_Task prompt_. Copy down every line of the data that follows exactly. Omit the pictures.

Data about app and page elements:

+++

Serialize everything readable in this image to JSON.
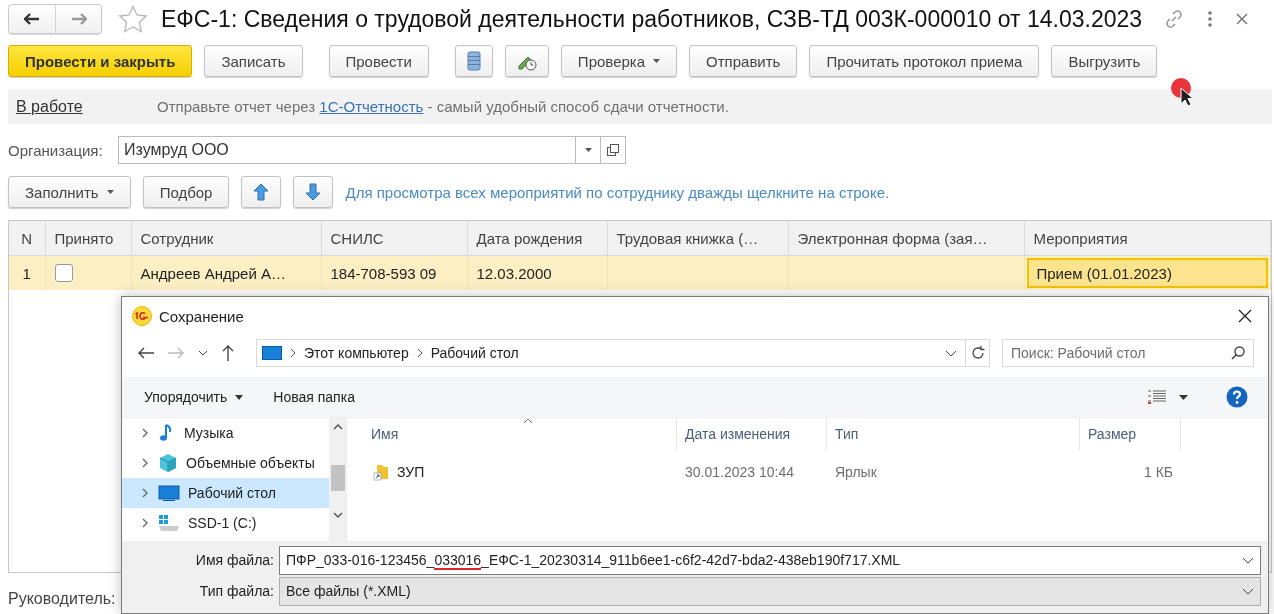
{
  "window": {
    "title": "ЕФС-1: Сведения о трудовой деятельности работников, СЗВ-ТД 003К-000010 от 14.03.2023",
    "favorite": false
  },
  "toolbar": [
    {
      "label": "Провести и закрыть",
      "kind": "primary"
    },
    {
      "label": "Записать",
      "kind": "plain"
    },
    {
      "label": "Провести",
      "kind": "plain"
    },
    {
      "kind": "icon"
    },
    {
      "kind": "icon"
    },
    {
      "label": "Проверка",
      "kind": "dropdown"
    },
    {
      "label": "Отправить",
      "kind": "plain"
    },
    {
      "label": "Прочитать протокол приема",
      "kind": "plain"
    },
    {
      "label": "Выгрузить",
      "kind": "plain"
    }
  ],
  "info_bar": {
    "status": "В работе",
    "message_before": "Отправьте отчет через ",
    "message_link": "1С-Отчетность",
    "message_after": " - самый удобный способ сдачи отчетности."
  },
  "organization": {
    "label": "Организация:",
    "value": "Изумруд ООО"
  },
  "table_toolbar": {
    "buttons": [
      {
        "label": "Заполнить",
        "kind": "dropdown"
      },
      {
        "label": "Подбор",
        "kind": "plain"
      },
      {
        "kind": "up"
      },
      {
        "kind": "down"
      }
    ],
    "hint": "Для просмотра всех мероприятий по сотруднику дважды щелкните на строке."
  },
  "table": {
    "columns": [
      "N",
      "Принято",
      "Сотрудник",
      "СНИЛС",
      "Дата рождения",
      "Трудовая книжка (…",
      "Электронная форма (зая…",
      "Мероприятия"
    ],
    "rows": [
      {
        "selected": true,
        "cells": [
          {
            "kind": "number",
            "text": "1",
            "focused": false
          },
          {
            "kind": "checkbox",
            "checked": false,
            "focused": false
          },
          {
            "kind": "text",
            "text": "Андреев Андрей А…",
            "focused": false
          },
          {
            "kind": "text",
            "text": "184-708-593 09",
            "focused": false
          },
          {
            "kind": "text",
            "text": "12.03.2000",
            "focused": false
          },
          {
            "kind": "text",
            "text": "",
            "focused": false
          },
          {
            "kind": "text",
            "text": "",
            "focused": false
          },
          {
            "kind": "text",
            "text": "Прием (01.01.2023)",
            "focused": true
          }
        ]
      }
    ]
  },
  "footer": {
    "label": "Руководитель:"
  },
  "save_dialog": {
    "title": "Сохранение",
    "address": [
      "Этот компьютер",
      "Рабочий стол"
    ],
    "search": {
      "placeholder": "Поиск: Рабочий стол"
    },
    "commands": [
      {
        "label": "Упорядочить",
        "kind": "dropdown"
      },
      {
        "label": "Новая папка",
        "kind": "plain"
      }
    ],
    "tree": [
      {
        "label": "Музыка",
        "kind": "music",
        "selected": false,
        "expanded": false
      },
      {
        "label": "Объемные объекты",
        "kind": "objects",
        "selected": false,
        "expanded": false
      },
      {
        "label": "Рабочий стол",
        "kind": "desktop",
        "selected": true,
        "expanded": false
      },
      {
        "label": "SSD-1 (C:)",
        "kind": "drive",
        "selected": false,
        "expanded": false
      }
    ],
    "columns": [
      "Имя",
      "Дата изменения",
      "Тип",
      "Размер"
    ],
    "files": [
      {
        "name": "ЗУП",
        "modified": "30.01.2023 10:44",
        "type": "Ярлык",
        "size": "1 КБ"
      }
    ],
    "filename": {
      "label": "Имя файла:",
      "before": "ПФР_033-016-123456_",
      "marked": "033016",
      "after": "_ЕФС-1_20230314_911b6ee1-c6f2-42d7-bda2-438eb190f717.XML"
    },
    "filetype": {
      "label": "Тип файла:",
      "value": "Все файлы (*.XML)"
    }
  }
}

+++

_Answer to the problem_.
Serialize everything readable in this image to JSON.
{
  "window": {
    "title": "ЕФС-1: Сведения о трудовой деятельности работников, СЗВ-ТД 003К-000010 от 14.03.2023",
    "favorite": false
  },
  "toolbar": [
    {
      "label": "Провести и закрыть",
      "kind": "primary"
    },
    {
      "label": "Записать",
      "kind": "plain"
    },
    {
      "label": "Провести",
      "kind": "plain"
    },
    {
      "kind": "icon"
    },
    {
      "kind": "icon"
    },
    {
      "label": "Проверка",
      "kind": "dropdown"
    },
    {
      "label": "Отправить",
      "kind": "plain"
    },
    {
      "label": "Прочитать протокол приема",
      "kind": "plain"
    },
    {
      "label": "Выгрузить",
      "kind": "plain"
    }
  ],
  "info_bar": {
    "status": "В работе",
    "message_before": "Отправьте отчет через ",
    "message_link": "1С-Отчетность",
    "message_after": " - самый удобный способ сдачи отчетности."
  },
  "organization": {
    "label": "Организация:",
    "value": "Изумруд ООО"
  },
  "table_toolbar": {
    "buttons": [
      {
        "label": "Заполнить",
        "kind": "dropdown"
      },
      {
        "label": "Подбор",
        "kind": "plain"
      },
      {
        "kind": "up"
      },
      {
        "kind": "down"
      }
    ],
    "hint": "Для просмотра всех мероприятий по сотруднику дважды щелкните на строке."
  },
  "table": {
    "columns": [
      "N",
      "Принято",
      "Сотрудник",
      "СНИЛС",
      "Дата рождения",
      "Трудовая книжка (…",
      "Электронная форма (зая…",
      "Мероприятия"
    ],
    "rows": [
      {
        "selected": true,
        "cells": [
          {
            "kind": "number",
            "text": "1",
            "focused": false
          },
          {
            "kind": "checkbox",
            "checked": false,
            "focused": false
          },
          {
            "kind": "text",
            "text": "Андреев Андрей А…",
            "focused": false
          },
          {
            "kind": "text",
            "text": "184-708-593 09",
            "focused": false
          },
          {
            "kind": "text",
            "text": "12.03.2000",
            "focused": false
          },
          {
            "kind": "text",
            "text": "",
            "focused": false
          },
          {
            "kind": "text",
            "text": "",
            "focused": false
          },
          {
            "kind": "text",
            "text": "Прием (01.01.2023)",
            "focused": true
          }
        ]
      }
    ]
  },
  "footer": {
    "label": "Руководитель:"
  },
  "save_dialog": {
    "title": "Сохранение",
    "address": [
      "Этот компьютер",
      "Рабочий стол"
    ],
    "search": {
      "placeholder": "Поиск: Рабочий стол"
    },
    "commands": [
      {
        "label": "Упорядочить",
        "kind": "dropdown"
      },
      {
        "label": "Новая папка",
        "kind": "plain"
      }
    ],
    "tree": [
      {
        "label": "Музыка",
        "kind": "music",
        "selected": false,
        "expanded": false
      },
      {
        "label": "Объемные объекты",
        "kind": "objects",
        "selected": false,
        "expanded": false
      },
      {
        "label": "Рабочий стол",
        "kind": "desktop",
        "selected": true,
        "expanded": false
      },
      {
        "label": "SSD-1 (C:)",
        "kind": "drive",
        "selected": false,
        "expanded": false
      }
    ],
    "columns": [
      "Имя",
      "Дата изменения",
      "Тип",
      "Размер"
    ],
    "files": [
      {
        "name": "ЗУП",
        "modified": "30.01.2023 10:44",
        "type": "Ярлык",
        "size": "1 КБ"
      }
    ],
    "filename": {
      "label": "Имя файла:",
      "before": "ПФР_033-016-123456_",
      "marked": "033016",
      "after": "_ЕФС-1_20230314_911b6ee1-c6f2-42d7-bda2-438eb190f717.XML"
    },
    "filetype": {
      "label": "Тип файла:",
      "value": "Все файлы (*.XML)"
    }
  }
}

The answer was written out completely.